** Opening Source material block **

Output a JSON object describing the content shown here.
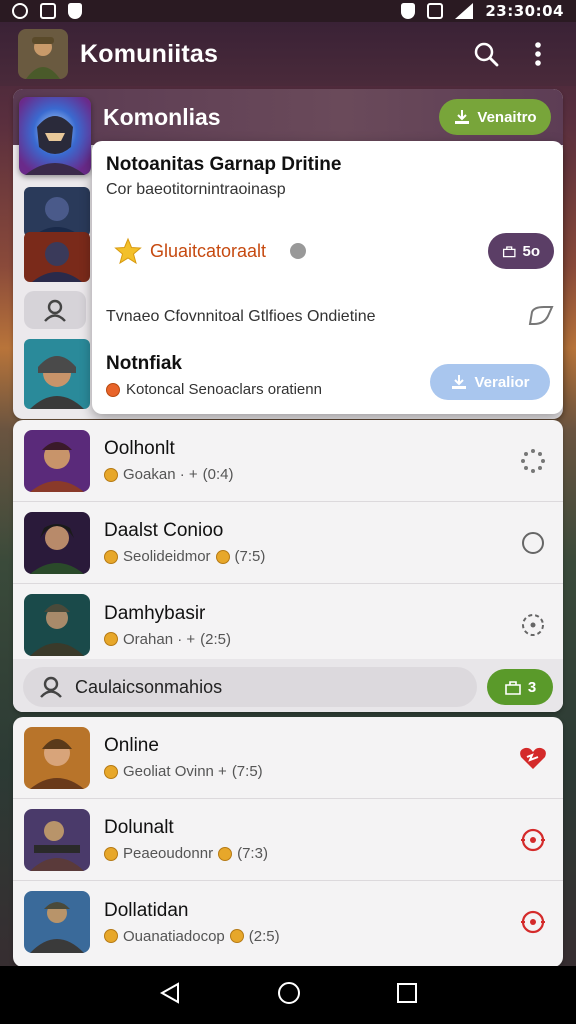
{
  "status": {
    "time": "23:30:04"
  },
  "appbar": {
    "title": "Komuniitas",
    "search_icon": "search-icon",
    "more_icon": "more-vert-icon"
  },
  "featured": {
    "title": "Komonlias",
    "action_label": "Venaitro",
    "popup": {
      "title": "Notoanitas Garnap Dritine",
      "subtitle": "Cor baeotitornintraoinasp",
      "rating_label": "Gluaitcatoraalt",
      "rating_badge": "5o",
      "description": "Tvnaeo Cfovnnitoal Gtlfioes Ondietine",
      "item_title": "Notnfiak",
      "item_meta": "Kotoncal Senoaclars oratienn",
      "item_action": "Veralior"
    }
  },
  "list_group1": [
    {
      "name": "Oolhonlt",
      "meta": "Goakan · +",
      "count": "(0:4)",
      "action_icon": "loading-dots-icon"
    },
    {
      "name": "Daalst Conioo",
      "meta": "Seolideidmor",
      "count": "(7:5)",
      "action_icon": "circle-outline-icon"
    },
    {
      "name": "Damhybasir",
      "meta": "Orahan · +",
      "count": "(2:5)",
      "action_icon": "target-dots-icon"
    }
  ],
  "search": {
    "value": "Caulaicsonmahios",
    "badge": "3"
  },
  "list_group2": [
    {
      "name": "Online",
      "meta": "Geoliat Ovinn  +",
      "count": "(7:5)",
      "action_icon": "broken-heart-icon"
    },
    {
      "name": "Dolunalt",
      "meta": "Peaeoudonnr",
      "count": "(7:3)",
      "action_icon": "target-icon"
    },
    {
      "name": "Dollatidan",
      "meta": "Ouanatiadocop",
      "count": "(2:5)",
      "action_icon": "target-icon"
    }
  ],
  "nav": {
    "back_icon": "back-icon",
    "home_icon": "home-icon",
    "recents_icon": "recents-icon"
  },
  "colors": {
    "green": "#78a53a",
    "purple": "#5b3e66",
    "light_blue": "#a9c6ee",
    "red_action": "#d42a2a"
  }
}
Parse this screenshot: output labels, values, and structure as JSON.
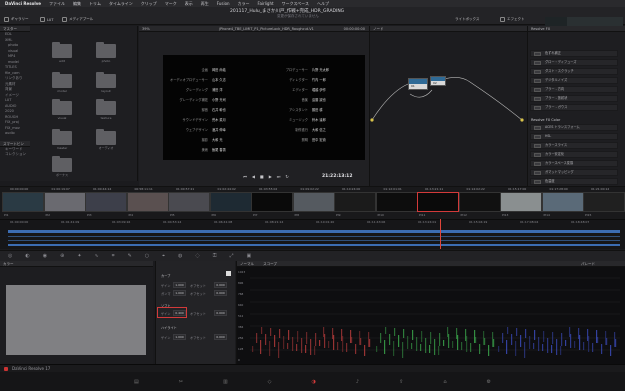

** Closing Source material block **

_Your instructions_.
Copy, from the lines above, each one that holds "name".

_Response area_.
      "name": "Oolhonlt",
      "name": "Daalst Conioo",
      "name": "Damhybasir",
      "name": "Online",
      "name": "Dolunalt",
      "name": "Dollatidan",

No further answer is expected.